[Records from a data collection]
※
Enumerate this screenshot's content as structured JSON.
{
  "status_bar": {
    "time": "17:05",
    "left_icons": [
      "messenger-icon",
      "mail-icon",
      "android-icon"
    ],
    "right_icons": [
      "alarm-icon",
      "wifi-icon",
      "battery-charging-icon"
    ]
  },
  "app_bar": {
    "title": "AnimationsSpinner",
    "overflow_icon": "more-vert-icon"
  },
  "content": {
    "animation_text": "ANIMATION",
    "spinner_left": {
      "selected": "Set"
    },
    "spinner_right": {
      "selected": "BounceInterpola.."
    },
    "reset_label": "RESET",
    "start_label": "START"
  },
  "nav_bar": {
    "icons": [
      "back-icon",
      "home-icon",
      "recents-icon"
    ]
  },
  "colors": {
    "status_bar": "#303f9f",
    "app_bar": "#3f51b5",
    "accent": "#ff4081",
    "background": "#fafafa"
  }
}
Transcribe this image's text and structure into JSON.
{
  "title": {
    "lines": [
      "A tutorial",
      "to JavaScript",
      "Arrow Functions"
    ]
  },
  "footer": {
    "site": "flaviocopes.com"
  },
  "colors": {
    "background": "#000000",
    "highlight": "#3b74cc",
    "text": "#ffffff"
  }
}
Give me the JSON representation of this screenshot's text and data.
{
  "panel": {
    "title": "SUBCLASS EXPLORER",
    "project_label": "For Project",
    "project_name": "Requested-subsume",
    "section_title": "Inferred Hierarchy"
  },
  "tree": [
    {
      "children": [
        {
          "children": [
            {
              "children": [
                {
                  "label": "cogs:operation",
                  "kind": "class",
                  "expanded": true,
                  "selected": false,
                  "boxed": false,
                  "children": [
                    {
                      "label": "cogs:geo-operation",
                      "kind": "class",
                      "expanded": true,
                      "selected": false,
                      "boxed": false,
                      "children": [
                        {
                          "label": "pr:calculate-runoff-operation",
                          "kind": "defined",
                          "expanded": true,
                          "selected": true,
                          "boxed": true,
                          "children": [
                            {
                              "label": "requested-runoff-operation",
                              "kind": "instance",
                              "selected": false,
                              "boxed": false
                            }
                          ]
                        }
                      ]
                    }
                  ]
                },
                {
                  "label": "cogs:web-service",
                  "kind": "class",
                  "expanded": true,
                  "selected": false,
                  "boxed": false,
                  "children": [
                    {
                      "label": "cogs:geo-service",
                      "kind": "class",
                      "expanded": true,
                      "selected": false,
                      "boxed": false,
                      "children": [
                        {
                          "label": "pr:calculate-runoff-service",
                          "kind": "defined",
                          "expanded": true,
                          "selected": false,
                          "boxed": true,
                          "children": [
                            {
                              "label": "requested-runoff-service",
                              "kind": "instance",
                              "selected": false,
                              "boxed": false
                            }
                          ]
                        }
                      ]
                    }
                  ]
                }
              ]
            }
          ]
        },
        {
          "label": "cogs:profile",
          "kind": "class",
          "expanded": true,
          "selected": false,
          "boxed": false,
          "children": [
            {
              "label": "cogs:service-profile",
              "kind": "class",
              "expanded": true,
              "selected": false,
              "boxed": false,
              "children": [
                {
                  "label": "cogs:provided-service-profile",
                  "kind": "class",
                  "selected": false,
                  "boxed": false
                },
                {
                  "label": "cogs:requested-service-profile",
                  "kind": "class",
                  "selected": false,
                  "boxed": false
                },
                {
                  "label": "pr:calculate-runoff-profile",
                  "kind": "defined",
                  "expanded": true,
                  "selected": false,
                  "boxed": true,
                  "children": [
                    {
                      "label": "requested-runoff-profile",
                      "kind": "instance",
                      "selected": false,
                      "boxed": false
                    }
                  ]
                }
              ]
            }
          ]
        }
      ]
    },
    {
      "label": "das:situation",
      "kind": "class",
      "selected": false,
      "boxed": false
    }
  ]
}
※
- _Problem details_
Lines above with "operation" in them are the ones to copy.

- _Task answer_
                  "label": "cogs:operation",
                      "label": "cogs:geo-operation",
                          "label": "pr:calculate-runoff-operation",
                              "label": "requested-runoff-operation",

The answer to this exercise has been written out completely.